Page and application data records:
# # # # # # #
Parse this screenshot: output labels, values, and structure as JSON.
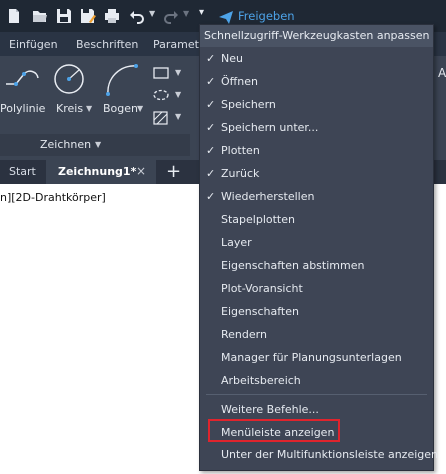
{
  "toolbar": {
    "share_label": "Freigeben",
    "icons": [
      "new-icon",
      "open-icon",
      "save-icon",
      "save-as-icon",
      "plot-icon",
      "undo-icon",
      "redo-icon",
      "customize-dropdown-icon",
      "share-icon"
    ]
  },
  "ribbon": {
    "tabs": [
      "Einfügen",
      "Beschriften",
      "Paramet"
    ],
    "tools": [
      "Polylinie",
      "Kreis",
      "Bogen"
    ],
    "panel_name": "Zeichnen"
  },
  "doc_tabs": {
    "start": "Start",
    "drawing": "Zeichnung1*"
  },
  "viewport": {
    "label": "n][2D-Drahtkörper]"
  },
  "menu": {
    "title": "Schnellzugriff-Werkzeugkasten anpassen",
    "items": [
      {
        "label": "Neu",
        "checked": true
      },
      {
        "label": "Öffnen",
        "checked": true
      },
      {
        "label": "Speichern",
        "checked": true
      },
      {
        "label": "Speichern unter...",
        "checked": true
      },
      {
        "label": "Plotten",
        "checked": true
      },
      {
        "label": "Zurück",
        "checked": true
      },
      {
        "label": "Wiederherstellen",
        "checked": true
      },
      {
        "label": "Stapelplotten",
        "checked": false
      },
      {
        "label": "Layer",
        "checked": false
      },
      {
        "label": "Eigenschaften abstimmen",
        "checked": false
      },
      {
        "label": "Plot-Voransicht",
        "checked": false
      },
      {
        "label": "Eigenschaften",
        "checked": false
      },
      {
        "label": "Rendern",
        "checked": false
      },
      {
        "label": "Manager für Planungsunterlagen",
        "checked": false
      },
      {
        "label": "Arbeitsbereich",
        "checked": false
      }
    ],
    "extra_items": [
      {
        "label": "Weitere Befehle..."
      },
      {
        "label": "Menüleiste anzeigen"
      },
      {
        "label": "Unter der Multifunktionsleiste anzeigen"
      }
    ],
    "check_glyph": "✓"
  },
  "colors": {
    "accent": "#4da3e8",
    "highlight": "#e0242d",
    "menu_bg": "#3e4555"
  }
}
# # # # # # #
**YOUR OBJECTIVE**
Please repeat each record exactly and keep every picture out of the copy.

**EXERCISE SOLUTION**
Parse this screenshot: output labels, values, and structure as JSON.
{
  "toolbar": {
    "share_label": "Freigeben",
    "icons": [
      "new-icon",
      "open-icon",
      "save-icon",
      "save-as-icon",
      "plot-icon",
      "undo-icon",
      "redo-icon",
      "customize-dropdown-icon",
      "share-icon"
    ]
  },
  "ribbon": {
    "tabs": [
      "Einfügen",
      "Beschriften",
      "Paramet"
    ],
    "tools": [
      "Polylinie",
      "Kreis",
      "Bogen"
    ],
    "panel_name": "Zeichnen"
  },
  "doc_tabs": {
    "start": "Start",
    "drawing": "Zeichnung1*"
  },
  "viewport": {
    "label": "n][2D-Drahtkörper]"
  },
  "menu": {
    "title": "Schnellzugriff-Werkzeugkasten anpassen",
    "items": [
      {
        "label": "Neu",
        "checked": true
      },
      {
        "label": "Öffnen",
        "checked": true
      },
      {
        "label": "Speichern",
        "checked": true
      },
      {
        "label": "Speichern unter...",
        "checked": true
      },
      {
        "label": "Plotten",
        "checked": true
      },
      {
        "label": "Zurück",
        "checked": true
      },
      {
        "label": "Wiederherstellen",
        "checked": true
      },
      {
        "label": "Stapelplotten",
        "checked": false
      },
      {
        "label": "Layer",
        "checked": false
      },
      {
        "label": "Eigenschaften abstimmen",
        "checked": false
      },
      {
        "label": "Plot-Voransicht",
        "checked": false
      },
      {
        "label": "Eigenschaften",
        "checked": false
      },
      {
        "label": "Rendern",
        "checked": false
      },
      {
        "label": "Manager für Planungsunterlagen",
        "checked": false
      },
      {
        "label": "Arbeitsbereich",
        "checked": false
      }
    ],
    "extra_items": [
      {
        "label": "Weitere Befehle..."
      },
      {
        "label": "Menüleiste anzeigen"
      },
      {
        "label": "Unter der Multifunktionsleiste anzeigen"
      }
    ],
    "check_glyph": "✓"
  },
  "colors": {
    "accent": "#4da3e8",
    "highlight": "#e0242d",
    "menu_bg": "#3e4555"
  }
}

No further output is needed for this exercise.